On a Wednesday afternoon, Animal Control Officer Karen Wood brought out a 2-year old pit bull from her kennel at the Gastineau Humane Society to get some fresh air.
Scully, the grey-colored female, excitedly jumped up, ready to meet new people and show off her ability to sit still for treats. As Scully wagged her tail and sniffed about her, Wood said while Scully has food, shelter and volunteers to walk her and the other pit bulls, which there are about six, just living in a kennel is not an ideal situation for any of the dogs. They all need to find their forever home, but right now, it looks like there aren’t many people looking to adopt pit bulls in Juneau.
Scully has been at the shelter the longest — since the end of June. She was taken in at the shelter when her previous owner could no longer keep her since their landlord didn’t allow large dogs at the rental.
Another pit who got introduced, Helena, is a small, dark-colored, 10-month-old. She had been left wandering around Home Depot, and her owners never came to get her. Then there is shy Augustus, or “Auggie,” a 10-month-old who was dropped off at the shelter because his owner had too many responsibilities to care for the energetic dog. The other pits came from what Wood said was an “irresponsible breeder.” The common theme was that whoever previously cared for these dogs was unprepared for the responsibility of owning the attention-demanding dogs.
Wood and deputy director Samantha Blankenship said they really just want to find the right owner for the right dog. Usually, the process doesn’t take as long as it has been, mainly because of lack of applicants, and they both think it’s because the dogs are pits.
Pit bulls, also known as bully breeds, are the hardest to rehome, Wood said. Some people tend to keep away from the breed because it is often stereotyped as aggressive.
“We’re trying to combat the stereotypes,” Wood said. Animal Control receives get reports of dog bites from every breed, she said. The breed and size has no bearing on if a dog will bite.
Both she and Blankenship repeatedly emphasized that a dog’s temperament is largely a product of their environment, treatment by their owner and consistency of training.
“Any dog can be dangerous, any dog can be sweet,” Blankenship said and mentioned how pit bull attacks are highlighted in the press, especially because with larger dogs, their bites can be more severe due to their strength.

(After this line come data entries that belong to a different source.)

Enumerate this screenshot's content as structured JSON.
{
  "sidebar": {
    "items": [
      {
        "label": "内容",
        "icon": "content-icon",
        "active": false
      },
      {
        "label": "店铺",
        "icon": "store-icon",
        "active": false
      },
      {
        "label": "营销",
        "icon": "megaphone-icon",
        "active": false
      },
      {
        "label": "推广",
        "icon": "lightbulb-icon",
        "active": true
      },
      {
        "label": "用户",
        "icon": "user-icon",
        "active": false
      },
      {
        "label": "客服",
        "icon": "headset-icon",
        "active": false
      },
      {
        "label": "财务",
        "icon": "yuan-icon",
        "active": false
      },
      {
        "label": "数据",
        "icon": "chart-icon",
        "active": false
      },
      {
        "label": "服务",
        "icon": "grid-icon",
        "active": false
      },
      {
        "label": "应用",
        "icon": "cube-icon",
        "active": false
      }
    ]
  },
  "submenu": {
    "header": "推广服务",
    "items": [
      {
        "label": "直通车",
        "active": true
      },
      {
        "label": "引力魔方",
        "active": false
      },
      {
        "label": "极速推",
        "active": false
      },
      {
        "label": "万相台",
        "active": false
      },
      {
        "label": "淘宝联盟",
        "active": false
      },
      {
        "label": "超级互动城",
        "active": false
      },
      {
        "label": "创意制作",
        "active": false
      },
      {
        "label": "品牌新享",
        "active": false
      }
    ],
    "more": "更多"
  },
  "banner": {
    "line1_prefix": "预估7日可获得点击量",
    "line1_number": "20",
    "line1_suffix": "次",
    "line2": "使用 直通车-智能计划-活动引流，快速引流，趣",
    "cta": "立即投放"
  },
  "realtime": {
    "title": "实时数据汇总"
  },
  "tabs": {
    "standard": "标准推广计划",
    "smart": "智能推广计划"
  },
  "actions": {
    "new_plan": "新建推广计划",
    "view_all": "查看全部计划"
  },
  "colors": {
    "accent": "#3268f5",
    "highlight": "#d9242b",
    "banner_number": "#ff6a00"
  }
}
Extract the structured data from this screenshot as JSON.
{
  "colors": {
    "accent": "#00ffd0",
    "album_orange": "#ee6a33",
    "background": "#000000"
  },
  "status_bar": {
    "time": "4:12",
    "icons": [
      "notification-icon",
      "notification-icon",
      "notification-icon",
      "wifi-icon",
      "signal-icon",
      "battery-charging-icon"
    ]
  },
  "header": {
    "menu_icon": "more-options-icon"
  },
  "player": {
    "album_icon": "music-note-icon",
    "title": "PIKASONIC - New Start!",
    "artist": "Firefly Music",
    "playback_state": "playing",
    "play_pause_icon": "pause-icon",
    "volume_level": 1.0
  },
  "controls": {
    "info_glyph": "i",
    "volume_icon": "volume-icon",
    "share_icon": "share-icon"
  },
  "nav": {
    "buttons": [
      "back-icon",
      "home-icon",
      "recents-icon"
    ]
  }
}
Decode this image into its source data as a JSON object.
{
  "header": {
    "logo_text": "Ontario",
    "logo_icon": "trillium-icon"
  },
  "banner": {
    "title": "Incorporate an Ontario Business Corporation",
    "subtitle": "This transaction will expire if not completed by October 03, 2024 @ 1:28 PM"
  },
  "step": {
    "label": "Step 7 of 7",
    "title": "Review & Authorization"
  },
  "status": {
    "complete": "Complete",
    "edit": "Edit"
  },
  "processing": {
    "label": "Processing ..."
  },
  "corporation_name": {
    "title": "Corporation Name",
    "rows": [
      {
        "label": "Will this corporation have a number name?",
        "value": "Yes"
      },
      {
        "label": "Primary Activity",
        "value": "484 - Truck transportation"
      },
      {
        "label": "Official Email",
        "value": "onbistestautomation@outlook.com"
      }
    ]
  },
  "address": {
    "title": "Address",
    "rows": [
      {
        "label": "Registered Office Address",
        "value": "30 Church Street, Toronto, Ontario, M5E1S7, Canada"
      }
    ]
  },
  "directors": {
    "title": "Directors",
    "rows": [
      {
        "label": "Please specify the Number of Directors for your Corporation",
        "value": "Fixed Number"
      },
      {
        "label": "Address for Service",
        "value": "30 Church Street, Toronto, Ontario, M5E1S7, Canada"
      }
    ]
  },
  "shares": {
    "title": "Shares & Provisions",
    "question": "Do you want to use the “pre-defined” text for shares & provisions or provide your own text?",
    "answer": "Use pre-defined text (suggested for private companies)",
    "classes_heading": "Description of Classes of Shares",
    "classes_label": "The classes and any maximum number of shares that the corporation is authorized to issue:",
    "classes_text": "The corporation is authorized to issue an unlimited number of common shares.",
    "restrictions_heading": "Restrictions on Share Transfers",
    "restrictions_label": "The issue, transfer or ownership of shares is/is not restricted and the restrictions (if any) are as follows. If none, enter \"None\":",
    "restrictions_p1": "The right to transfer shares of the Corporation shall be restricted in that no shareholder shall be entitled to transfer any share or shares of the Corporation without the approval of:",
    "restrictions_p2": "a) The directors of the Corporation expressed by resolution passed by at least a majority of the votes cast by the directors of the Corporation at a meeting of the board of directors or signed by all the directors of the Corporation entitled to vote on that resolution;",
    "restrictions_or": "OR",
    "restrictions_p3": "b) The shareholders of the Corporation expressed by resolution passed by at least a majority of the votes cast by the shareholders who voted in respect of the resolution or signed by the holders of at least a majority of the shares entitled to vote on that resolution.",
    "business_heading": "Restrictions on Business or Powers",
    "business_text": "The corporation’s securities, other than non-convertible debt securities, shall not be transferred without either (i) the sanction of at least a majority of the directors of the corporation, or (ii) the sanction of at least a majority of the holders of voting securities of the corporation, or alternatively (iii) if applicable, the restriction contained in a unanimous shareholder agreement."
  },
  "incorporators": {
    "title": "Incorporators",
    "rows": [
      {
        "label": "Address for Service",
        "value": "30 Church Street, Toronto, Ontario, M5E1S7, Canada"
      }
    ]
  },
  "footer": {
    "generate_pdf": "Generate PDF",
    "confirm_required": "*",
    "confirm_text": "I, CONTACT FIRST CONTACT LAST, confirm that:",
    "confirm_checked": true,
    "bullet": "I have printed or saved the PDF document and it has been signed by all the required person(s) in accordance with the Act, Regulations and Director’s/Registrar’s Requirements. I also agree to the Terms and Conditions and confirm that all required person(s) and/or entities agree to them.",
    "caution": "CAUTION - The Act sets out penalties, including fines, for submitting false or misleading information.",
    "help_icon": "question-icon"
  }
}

“A lot of owners I talk to say they are just the best with their kid,” Blankenship said. “They become part of your pack.”
“That being said, these dogs are large,” Wood said. “They need a special kind of owner, an owner who will understand that the public is going to look at them differently.”
Wood listed off some desirable qualities a potential owner would possess, such as being assertive, knows they need to become “the head of the pack” and has the time and energy to train and exercise their dog.
It’s a strength thing too, Wood said. “We wouldn’t place one of these dogs with an elderly couple who have only had toy poodles their whole lives. They need somebody who can handle them and get them out because they are strong, muscular dogs.” On the flip side, they also don’t want somebody who want a pit bull because it’s a status symbol or makes them feel “macho.” They just need to find their forever home.
Wood and Blankenship believe those owners are out there.
If anyone is interested, they can come by and visit the dogs. If they later find they wish to adopt, then they just have to go through the Humane Society’s application process, which is really quite simple, but Woods added, yet thorough.
Besides filling out basic screening information, the Humane Society will check to see if the applicant’s place of residence is a rental, and if so, do they allow for dogs. Also, they will call the applicant’s three personal references who have witnessed them around dogs to see if they are a suitable candidate. The Humane Society takes up to three applications per dog to review for adoption, though if they only get one for a dog, they will still review that application.
“With these young dogs, we do extensive behavioral assessments,” Wood said. “They all passed with flying colors. They’re highly trainable…. Now would be a great time to adopt these guys.”
The Gastineau Humane Society can be reached at 789-0260. For more information, go to ghspets.org.
• Contact Clara Miller at 523-2243 or at firstname.lastname@example.org.